How Much to Feed Rabbits

Feed requirements will vary based on age, size and use of the rabbit. Adhere to specific feeding instructions on the bag label to ensure a balanced diet. The rabbit feed you choose should provide product-specific information and feeding recommendations.

Generally, an adult rabbit requires ⅛ to ½ cup of feed pellets daily. Rabbits used for breeding require more nutrients than typical adults. Supplementing with an alfalfa forage or choosing a specialty feed such as IFA Breeder's Choice can help meet these increased needs.

Check the body condition of your rabbit every so often to ensure their nutrient requirements are being met. Pick up the rabbit and feel around their rib cage. If the ribs are easily felt the rabbit may not be receiving enough nutrients. If you cannot find or feel the ribs then the rabbit might be obese and the feed ration should be adjusted.


What to Feed Young Rabbits

Young rabbits, less than 8-9 months old, have increased nutrient requirements while they grow. A balanced rabbit feed pellet is good for these growing rabbits when fed as directed on the bag label. 

Like all animals, rabbits require more protein and energy when they are growing. Consider supplementing your balanced rabbit feed pellets with an alfalfa pellet or hay forage for additional protein and calcium.

Rabbit Treats

It can be hard to resist giving your rabbit treats when they do something particularly cute or just for being themselves, but what treats would rabbits like best? Well a quick trip to the garden or the grocery store is the best place to find a treat your rabbit will love (just picture Bugs Bunny with his bright carrot)!

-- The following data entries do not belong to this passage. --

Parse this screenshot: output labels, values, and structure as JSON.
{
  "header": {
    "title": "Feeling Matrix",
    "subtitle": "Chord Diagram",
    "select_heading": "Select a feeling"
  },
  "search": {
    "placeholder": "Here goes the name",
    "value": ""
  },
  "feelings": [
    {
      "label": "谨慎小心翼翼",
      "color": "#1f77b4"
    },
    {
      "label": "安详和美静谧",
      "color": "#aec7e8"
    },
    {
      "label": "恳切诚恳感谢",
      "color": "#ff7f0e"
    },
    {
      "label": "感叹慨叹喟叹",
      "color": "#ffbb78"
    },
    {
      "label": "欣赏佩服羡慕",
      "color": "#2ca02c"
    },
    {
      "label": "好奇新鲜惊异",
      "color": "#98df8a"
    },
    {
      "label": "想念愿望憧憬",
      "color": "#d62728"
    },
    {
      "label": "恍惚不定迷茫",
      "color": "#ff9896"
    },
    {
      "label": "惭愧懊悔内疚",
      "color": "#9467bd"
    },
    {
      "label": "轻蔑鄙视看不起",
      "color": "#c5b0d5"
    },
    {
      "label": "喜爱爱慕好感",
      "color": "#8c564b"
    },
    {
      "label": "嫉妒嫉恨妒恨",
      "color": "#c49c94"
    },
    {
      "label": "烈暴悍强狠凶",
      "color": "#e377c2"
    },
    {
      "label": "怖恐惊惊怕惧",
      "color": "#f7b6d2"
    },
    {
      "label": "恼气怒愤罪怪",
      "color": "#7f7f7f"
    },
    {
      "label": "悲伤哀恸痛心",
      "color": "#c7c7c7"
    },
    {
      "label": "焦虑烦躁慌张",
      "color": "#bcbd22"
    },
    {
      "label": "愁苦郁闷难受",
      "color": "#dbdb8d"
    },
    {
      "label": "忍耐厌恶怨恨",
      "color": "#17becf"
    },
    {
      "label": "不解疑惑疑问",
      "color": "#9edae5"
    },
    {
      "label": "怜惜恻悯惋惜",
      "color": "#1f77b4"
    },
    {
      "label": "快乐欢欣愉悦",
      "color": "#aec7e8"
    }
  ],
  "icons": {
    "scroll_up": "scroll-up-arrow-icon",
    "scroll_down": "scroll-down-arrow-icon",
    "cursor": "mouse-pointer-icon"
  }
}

Rabbits love fresh fruits and vegetables; particularly: carrots, broccoli, apples and leafy vegetables such as lettuce and cabbage. Make sure you break off smaller pieces of these foods and avoid feeding rotten produce to your rabbits.

While it is fun to watch your rabbits enjoy a fresh treat, keep these snacks to no more than 10% of the total diet to ensure your furry friends are eating a balanced ration and meeting their nutritional needs. Freeze drying fresh foods makes for delicious and bite sized treats that are easier to portion control.

“Hop” By IFA

A new rabbit or bunny makes for a fun and fluffy companion. Stop by your local IFA Country Store to visit and pick out the perfect pet rabbit as well as find the best feed to keep them healthy.

Let our IFA team members help answer any questions as you find the best rabbit pellets and forage as well as feeders, water stations and hutches to make your rabbit friend feel right at home.

Find an IFA Country Store near you



Information for this article was provided by Dennis Christensen, Nutritionist, IFA Feed and Nutrition; and Heidi Wayment, Nutritionist, IFA Feed and Nutrition.